» **YOUR GOAL**: Beginning with the first entry, restate the data word for word and leave out the images.

» **GIVEN RECORDS**:
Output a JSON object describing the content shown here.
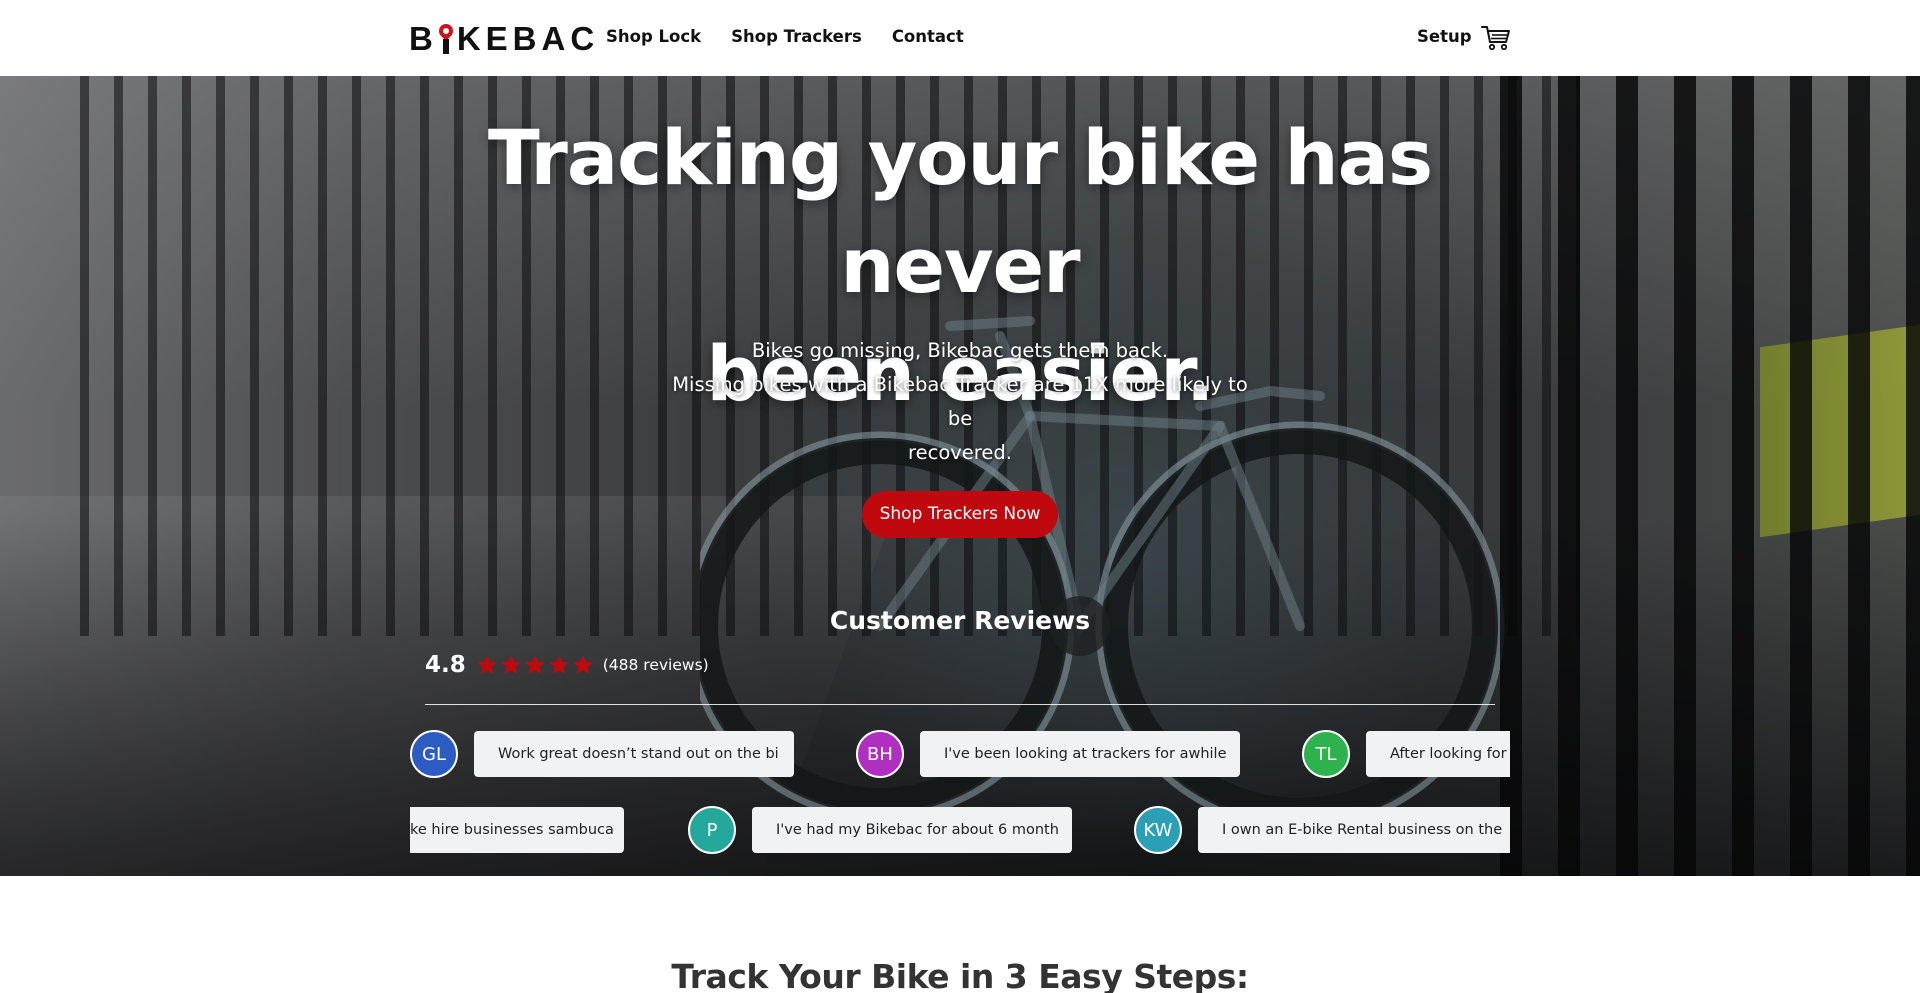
{
  "brand": {
    "logo_text_a": "B",
    "logo_text_b": "KEBAC",
    "accent_color": "#c0090f"
  },
  "nav": {
    "left": [
      "Shop Lock",
      "Shop Trackers",
      "Contact"
    ],
    "setup": "Setup",
    "cart_icon": "shopping-cart-icon"
  },
  "hero": {
    "title_line1": "Tracking your bike has never",
    "title_line2": "been easier.",
    "sub_line1": "Bikes go missing, Bikebac gets them back.",
    "sub_line2": "Missing bikes with a Bikebac Tracker are 11X more likely to be",
    "sub_line3": "recovered.",
    "cta": "Shop Trackers Now"
  },
  "reviews": {
    "title": "Customer Reviews",
    "score": "4.8",
    "star_count": 5,
    "count": "(488 reviews)",
    "row1": [
      {
        "initials": "GL",
        "color": "#2d5bc4",
        "text": "Work great doesn’t stand out on the bi"
      },
      {
        "initials": "BH",
        "color": "#b02fc0",
        "text": "I've been looking at trackers for awhile"
      },
      {
        "initials": "TL",
        "color": "#2eb24e",
        "text": "After looking for s"
      }
    ],
    "row2": [
      {
        "initials": "",
        "color": "#2aa9a0",
        "text": "ke hire businesses sambuca"
      },
      {
        "initials": "P",
        "color": "#23a89b",
        "text": "I've had my Bikebac for about 6 month"
      },
      {
        "initials": "KW",
        "color": "#2a9fb6",
        "text": "I own an E-bike Rental business on the"
      }
    ]
  },
  "steps": {
    "title": "Track Your Bike in 3 Easy Steps:"
  }
}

» **RESPONSE TO THE EXERCISE**:
Output a JSON object describing the content shown here.
{
  "brand": {
    "logo_text_a": "B",
    "logo_text_b": "KEBAC",
    "accent_color": "#c0090f"
  },
  "nav": {
    "left": [
      "Shop Lock",
      "Shop Trackers",
      "Contact"
    ],
    "setup": "Setup",
    "cart_icon": "shopping-cart-icon"
  },
  "hero": {
    "title_line1": "Tracking your bike has never",
    "title_line2": "been easier.",
    "sub_line1": "Bikes go missing, Bikebac gets them back.",
    "sub_line2": "Missing bikes with a Bikebac Tracker are 11X more likely to be",
    "sub_line3": "recovered.",
    "cta": "Shop Trackers Now"
  },
  "reviews": {
    "title": "Customer Reviews",
    "score": "4.8",
    "star_count": 5,
    "count": "(488 reviews)",
    "row1": [
      {
        "initials": "GL",
        "color": "#2d5bc4",
        "text": "Work great doesn’t stand out on the bi"
      },
      {
        "initials": "BH",
        "color": "#b02fc0",
        "text": "I've been looking at trackers for awhile"
      },
      {
        "initials": "TL",
        "color": "#2eb24e",
        "text": "After looking for s"
      }
    ],
    "row2": [
      {
        "initials": "",
        "color": "#2aa9a0",
        "text": "ke hire businesses sambuca"
      },
      {
        "initials": "P",
        "color": "#23a89b",
        "text": "I've had my Bikebac for about 6 month"
      },
      {
        "initials": "KW",
        "color": "#2a9fb6",
        "text": "I own an E-bike Rental business on the"
      }
    ]
  },
  "steps": {
    "title": "Track Your Bike in 3 Easy Steps:"
  }
}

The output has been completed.